Take every line containing "prefix" out of the records.

App and web page records

┌──

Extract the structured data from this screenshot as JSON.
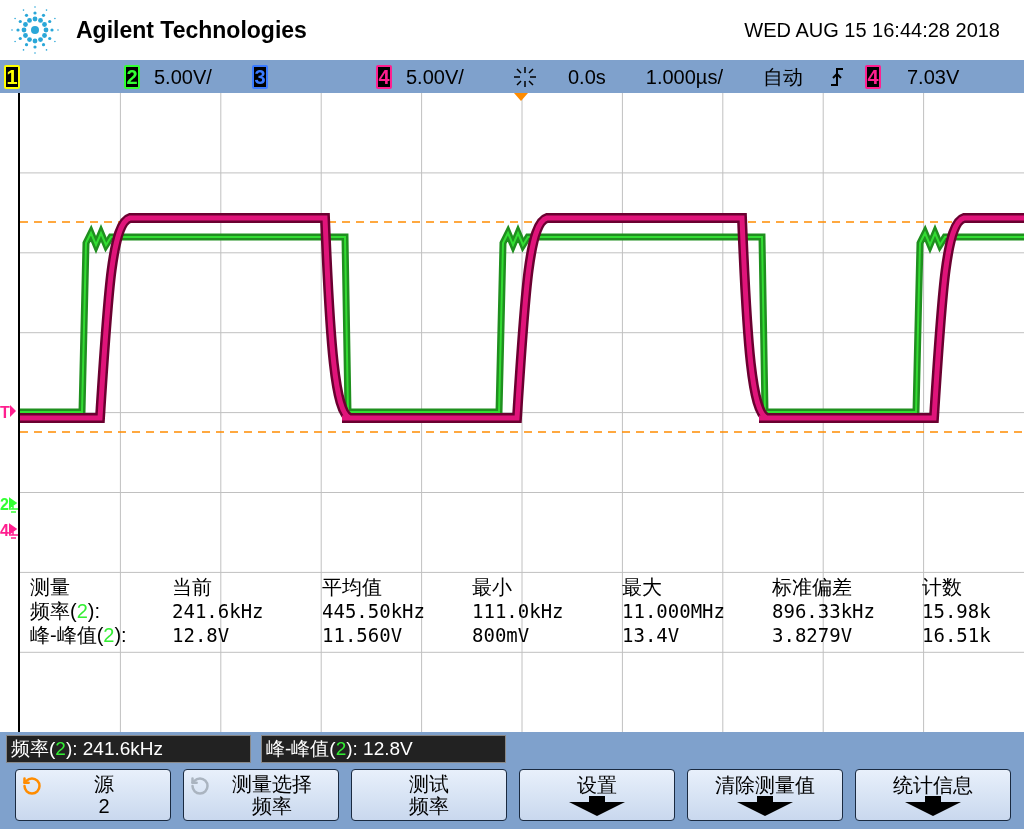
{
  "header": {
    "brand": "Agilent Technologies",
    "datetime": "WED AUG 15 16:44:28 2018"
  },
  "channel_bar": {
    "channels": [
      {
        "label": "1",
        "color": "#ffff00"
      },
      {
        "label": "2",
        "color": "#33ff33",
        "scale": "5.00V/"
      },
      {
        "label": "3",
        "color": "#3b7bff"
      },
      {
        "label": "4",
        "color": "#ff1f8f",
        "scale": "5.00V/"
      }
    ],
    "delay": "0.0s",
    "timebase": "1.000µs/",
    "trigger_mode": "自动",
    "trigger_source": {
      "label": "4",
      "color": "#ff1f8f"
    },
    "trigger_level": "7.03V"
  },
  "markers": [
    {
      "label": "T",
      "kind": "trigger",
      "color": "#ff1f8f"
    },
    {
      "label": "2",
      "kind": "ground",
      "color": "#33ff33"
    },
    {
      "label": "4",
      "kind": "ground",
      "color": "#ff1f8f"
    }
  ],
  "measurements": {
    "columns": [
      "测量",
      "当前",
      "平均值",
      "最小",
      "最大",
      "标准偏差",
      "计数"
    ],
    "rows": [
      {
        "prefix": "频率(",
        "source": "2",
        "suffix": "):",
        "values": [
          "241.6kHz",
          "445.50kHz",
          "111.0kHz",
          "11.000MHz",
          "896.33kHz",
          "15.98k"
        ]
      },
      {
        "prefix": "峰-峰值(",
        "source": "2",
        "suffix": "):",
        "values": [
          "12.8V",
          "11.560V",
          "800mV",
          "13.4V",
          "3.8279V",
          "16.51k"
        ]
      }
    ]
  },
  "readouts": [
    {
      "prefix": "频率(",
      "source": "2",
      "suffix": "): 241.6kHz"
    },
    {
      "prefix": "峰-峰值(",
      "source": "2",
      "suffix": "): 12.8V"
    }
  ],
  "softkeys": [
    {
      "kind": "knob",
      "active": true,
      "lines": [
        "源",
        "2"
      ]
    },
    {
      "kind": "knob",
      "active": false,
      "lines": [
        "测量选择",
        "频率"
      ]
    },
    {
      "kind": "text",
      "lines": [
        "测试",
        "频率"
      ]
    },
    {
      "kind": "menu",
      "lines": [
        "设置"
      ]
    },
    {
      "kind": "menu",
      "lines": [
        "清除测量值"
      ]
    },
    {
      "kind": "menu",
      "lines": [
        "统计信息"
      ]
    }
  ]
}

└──
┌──

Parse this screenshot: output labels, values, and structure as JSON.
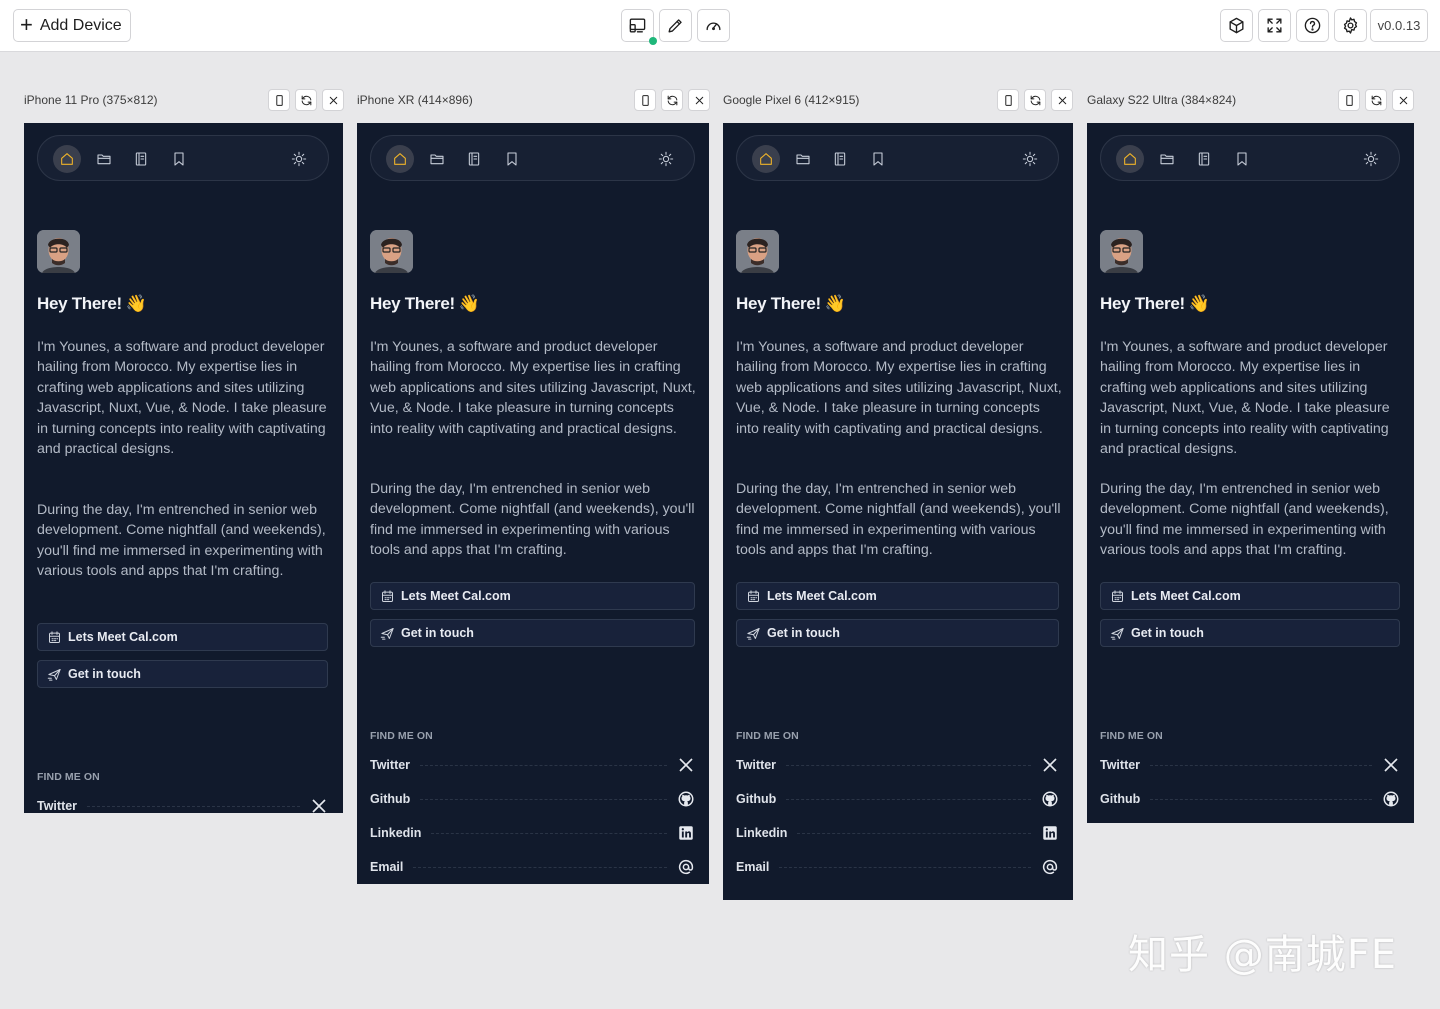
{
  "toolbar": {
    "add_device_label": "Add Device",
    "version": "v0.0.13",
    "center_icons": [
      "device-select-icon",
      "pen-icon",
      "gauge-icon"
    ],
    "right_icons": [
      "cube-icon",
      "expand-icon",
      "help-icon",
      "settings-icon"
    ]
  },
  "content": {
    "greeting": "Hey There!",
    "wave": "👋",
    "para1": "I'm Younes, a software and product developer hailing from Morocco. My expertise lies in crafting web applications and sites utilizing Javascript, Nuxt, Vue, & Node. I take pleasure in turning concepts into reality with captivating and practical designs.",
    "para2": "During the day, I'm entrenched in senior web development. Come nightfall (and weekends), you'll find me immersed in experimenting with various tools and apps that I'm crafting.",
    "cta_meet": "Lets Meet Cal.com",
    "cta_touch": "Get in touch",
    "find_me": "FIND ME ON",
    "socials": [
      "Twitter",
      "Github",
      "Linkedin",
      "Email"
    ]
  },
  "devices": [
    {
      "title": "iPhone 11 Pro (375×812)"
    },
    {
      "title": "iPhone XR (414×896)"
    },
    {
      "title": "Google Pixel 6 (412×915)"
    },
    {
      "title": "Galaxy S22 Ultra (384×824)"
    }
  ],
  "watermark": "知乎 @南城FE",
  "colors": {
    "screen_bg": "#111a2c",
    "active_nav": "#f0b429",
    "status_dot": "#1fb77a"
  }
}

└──
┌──

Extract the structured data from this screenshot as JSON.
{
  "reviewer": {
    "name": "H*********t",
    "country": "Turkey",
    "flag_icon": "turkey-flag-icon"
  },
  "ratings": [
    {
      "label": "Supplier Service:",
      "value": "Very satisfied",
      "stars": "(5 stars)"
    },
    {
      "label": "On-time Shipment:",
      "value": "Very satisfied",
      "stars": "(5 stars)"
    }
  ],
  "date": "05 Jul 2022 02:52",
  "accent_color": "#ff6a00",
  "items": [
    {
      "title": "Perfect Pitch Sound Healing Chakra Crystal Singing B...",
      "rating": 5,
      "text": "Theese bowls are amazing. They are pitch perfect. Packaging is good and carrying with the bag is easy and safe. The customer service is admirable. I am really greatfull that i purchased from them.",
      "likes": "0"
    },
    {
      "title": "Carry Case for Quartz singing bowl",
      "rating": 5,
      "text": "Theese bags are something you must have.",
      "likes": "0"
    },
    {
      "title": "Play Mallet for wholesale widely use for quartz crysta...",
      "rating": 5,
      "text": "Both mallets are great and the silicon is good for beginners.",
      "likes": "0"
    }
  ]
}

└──

Answer box>
        "prefix": "频率(",
        "prefix": "峰-峰值(",
      "prefix": "频率(",
      "prefix": "峰-峰值(",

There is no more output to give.